The Panel Database on Incentives and Taxes (PDIT) contains data on incentives and taxes for 33 states and 45 industries for the past 26 years. The database can be used to analyze how levels of business incentives and business taxes vary between states, vary by industry, and have changed over time.
The button below allows users to display or download portions of the database. Underneath the button is some information on what choices users will have as they select portions of the database.
Using the PDIT Database
Before selecting portions of the database, the user is presented with one screen, "About the Data," and another screen, "About the PDIT Database." These two screens provide valuable background information on the nature of the database and what the various outputted numbers mean.
After these two background information screens, there are a series of screens that provide the user with choices:
The user first chooses whether he/she wants national average data ("Nation"), data for all states ("All"), or data for one or more particular states.
The user then chooses whether he/she wants average data for all export-base industries ("All export"), all non-export-base industries ("All non-export"), or some particular industry or group of industries. (The screen "About the Data" explains what is meant by "export-base industries.")
The user then chooses a start year from 1990 to 2015, or whether he/she wants data for all 26 start years. (The meaning of "start year" is explained in the screens "About the Data" and "About the PDIT Database.")
Taxes & Incentives
The user then selects whether he/she wants total incentive data, total tax data, or net tax data (total taxes minus total incentives), or just data for some particular incentive or tax.

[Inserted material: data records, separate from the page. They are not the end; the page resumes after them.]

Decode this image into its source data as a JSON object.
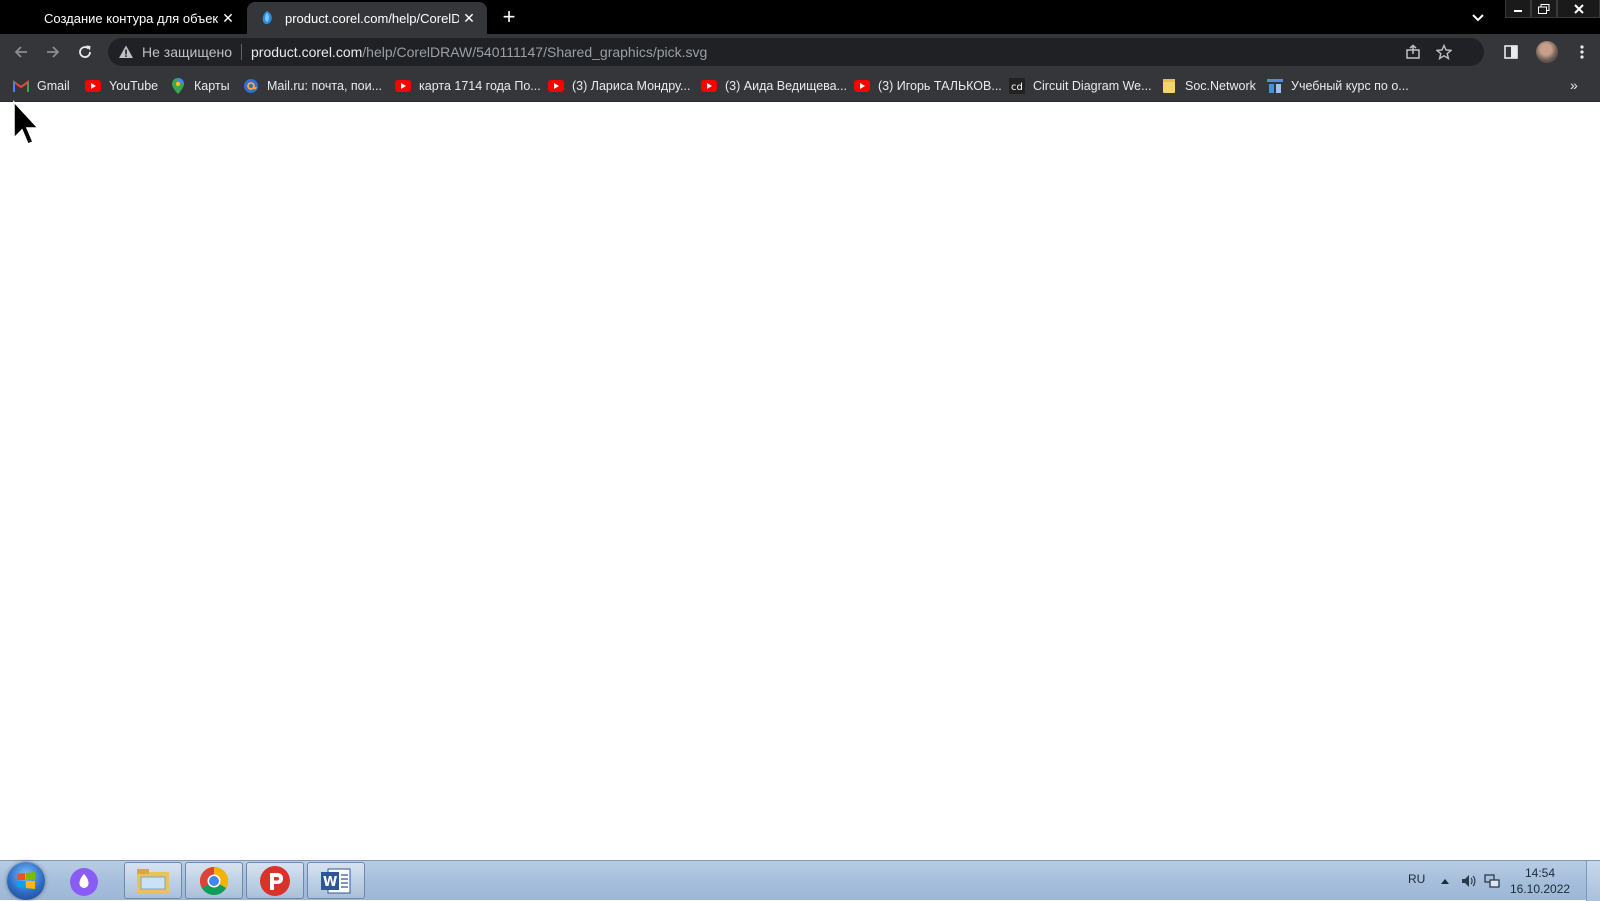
{
  "tabs": [
    {
      "title": "Создание контура для объектов",
      "active": false
    },
    {
      "title": "product.corel.com/help/CorelDRAW",
      "active": true
    }
  ],
  "address_bar": {
    "security_label": "Не защищено",
    "url_host": "product.corel.com",
    "url_path": "/help/CorelDRAW/540111147/Shared_graphics/pick.svg"
  },
  "bookmarks": [
    {
      "label": "Gmail",
      "icon": "gmail-icon"
    },
    {
      "label": "YouTube",
      "icon": "youtube-icon"
    },
    {
      "label": "Карты",
      "icon": "maps-icon"
    },
    {
      "label": "Mail.ru: почта, пои...",
      "icon": "mailru-icon"
    },
    {
      "label": "карта 1714 года По...",
      "icon": "youtube-icon"
    },
    {
      "label": "(3) Лариса Мондру...",
      "icon": "youtube-icon"
    },
    {
      "label": "(3) Аида Ведищева...",
      "icon": "youtube-icon"
    },
    {
      "label": "(3) Игорь ТАЛЬКОВ...",
      "icon": "youtube-icon"
    },
    {
      "label": "Circuit Diagram We...",
      "icon": "circuit-diagram-icon"
    },
    {
      "label": "Soc.Network",
      "icon": "folder-icon"
    },
    {
      "label": "Учебный курс по о...",
      "icon": "course-icon"
    }
  ],
  "bookmarks_overflow": "»",
  "taskbar": {
    "apps": [
      "alice-assistant",
      "file-explorer",
      "chrome",
      "ppt-like-p-app",
      "word"
    ],
    "language": "RU",
    "time": "14:54",
    "date": "16.10.2022"
  },
  "colors": {
    "tabstrip_bg": "#000000",
    "toolbar_bg": "#35363a",
    "omnibox_bg": "#202124",
    "page_bg": "#ffffff",
    "taskbar_bg": "#a6bfdb"
  }
}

Finally, the user selects how he/she wants the data over the 20-year simulation period from that starting year: Does he/she want an average using a 12 percent discount rate, an average using a 3 percent discount rate, an average weighted by an assumed distribution of facilities across age classes, or does he/she want figures for an individual simulation year from the 20-year simulation period? (The screen "About the Database" explains more what this means.)
Units of measure
To clarify units of measure, the data for incentives or taxes are reported as a proportion of value-added for that industry or group of industries in a particular state or in the nation. Therefore, a number such as 0.01423 for incentives means that incentives for that particular state/industry/starting year are 1.423 percent of value-added. As outlined in the screens that describe the above, there are different methods of reporting these proportions: Proportions can be reported as averages over the 20-year simulation period, using three different methods of calculating averages, or they can be reported as the figure for a particular year of the 20-year simulation period. These proportions provide a simple and intuitive framework for comparing the sizes of taxes and incentives for firms across states, industries, and starting years.
The data can be displayed on your browser. However, if your data request is extensive, viewing the data on your browser will be cumbersome. Alternatively, the data can be downloaded as a CSV file, which can be viewed in Excel or entered into almost any statistical package.